··· Source material ···
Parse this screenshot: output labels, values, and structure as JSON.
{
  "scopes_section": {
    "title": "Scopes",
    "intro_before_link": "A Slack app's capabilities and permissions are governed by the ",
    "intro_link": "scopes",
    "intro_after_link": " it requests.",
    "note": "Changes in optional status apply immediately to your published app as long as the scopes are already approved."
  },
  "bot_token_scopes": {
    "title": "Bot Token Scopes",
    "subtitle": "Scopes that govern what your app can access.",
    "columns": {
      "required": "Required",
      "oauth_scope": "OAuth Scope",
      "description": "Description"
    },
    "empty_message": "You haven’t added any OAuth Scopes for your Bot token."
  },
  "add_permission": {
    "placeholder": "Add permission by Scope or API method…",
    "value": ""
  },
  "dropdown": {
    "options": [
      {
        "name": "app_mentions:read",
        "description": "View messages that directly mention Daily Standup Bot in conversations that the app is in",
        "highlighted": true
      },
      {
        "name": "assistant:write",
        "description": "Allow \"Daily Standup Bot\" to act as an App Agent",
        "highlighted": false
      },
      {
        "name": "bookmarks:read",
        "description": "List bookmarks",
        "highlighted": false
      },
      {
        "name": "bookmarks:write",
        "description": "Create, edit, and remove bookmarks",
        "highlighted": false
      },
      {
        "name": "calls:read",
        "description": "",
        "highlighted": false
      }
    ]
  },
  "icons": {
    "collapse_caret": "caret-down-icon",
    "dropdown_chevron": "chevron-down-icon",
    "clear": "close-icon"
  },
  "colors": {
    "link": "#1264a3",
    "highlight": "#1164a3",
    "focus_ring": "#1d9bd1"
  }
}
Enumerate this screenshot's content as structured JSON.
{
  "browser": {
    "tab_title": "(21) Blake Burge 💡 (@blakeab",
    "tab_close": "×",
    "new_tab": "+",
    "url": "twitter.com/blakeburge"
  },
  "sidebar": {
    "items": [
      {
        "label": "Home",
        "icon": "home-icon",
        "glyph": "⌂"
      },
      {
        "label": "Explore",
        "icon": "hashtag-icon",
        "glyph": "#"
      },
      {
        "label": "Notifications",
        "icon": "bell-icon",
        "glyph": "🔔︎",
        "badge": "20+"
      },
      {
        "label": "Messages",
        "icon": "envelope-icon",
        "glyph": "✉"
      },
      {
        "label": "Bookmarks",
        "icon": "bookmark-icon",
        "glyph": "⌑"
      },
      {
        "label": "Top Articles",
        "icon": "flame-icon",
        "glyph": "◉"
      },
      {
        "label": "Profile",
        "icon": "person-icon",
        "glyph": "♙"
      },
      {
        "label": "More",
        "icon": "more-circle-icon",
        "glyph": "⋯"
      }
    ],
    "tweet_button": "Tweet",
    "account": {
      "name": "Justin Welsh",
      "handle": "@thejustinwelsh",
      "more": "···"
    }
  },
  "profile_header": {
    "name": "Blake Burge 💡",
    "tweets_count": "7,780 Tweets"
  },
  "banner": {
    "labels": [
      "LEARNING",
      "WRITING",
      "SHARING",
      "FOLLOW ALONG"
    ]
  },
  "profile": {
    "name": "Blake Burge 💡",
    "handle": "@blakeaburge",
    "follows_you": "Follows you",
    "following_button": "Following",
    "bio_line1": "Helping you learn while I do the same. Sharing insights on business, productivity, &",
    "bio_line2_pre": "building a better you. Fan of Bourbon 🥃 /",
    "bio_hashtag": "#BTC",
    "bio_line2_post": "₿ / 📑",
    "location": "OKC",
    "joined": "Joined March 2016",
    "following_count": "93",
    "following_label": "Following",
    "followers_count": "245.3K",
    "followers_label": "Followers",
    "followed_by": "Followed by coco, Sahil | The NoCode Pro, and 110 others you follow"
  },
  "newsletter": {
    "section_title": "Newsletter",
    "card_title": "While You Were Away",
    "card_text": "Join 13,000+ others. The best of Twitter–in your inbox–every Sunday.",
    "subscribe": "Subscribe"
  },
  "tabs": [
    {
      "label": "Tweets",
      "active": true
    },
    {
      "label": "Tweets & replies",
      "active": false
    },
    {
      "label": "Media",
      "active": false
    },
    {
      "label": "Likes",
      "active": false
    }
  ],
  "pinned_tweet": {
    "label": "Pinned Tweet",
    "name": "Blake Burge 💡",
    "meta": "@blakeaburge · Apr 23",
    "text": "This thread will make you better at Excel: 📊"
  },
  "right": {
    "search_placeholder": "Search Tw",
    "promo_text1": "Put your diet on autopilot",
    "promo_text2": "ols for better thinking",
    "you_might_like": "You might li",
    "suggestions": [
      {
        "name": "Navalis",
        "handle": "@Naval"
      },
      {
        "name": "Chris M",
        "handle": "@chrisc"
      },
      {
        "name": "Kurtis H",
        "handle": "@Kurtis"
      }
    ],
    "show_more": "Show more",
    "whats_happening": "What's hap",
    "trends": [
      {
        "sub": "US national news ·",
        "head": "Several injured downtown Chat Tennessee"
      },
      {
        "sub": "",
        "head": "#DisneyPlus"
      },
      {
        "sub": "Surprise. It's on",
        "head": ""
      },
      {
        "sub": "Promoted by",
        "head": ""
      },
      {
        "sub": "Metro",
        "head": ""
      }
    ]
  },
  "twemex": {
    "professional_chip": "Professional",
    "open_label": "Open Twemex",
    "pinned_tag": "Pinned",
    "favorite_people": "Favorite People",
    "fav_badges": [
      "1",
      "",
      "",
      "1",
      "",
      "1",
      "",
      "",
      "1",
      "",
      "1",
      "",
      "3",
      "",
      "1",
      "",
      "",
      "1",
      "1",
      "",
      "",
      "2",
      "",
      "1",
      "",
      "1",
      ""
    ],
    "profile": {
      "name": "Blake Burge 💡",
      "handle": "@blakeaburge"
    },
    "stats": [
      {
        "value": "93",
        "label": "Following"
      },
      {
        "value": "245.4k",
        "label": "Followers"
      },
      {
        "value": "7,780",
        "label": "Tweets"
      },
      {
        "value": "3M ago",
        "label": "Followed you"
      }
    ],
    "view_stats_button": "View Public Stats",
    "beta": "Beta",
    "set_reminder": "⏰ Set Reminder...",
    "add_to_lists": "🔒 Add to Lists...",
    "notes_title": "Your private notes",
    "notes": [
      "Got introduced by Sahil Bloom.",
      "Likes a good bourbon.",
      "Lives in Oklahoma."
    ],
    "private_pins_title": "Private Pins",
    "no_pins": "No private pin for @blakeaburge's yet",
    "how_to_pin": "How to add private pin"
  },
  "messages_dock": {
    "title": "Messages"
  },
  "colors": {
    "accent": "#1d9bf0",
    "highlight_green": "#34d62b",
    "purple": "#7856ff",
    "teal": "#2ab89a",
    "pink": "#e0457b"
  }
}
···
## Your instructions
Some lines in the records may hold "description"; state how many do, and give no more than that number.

## Reply to the task
6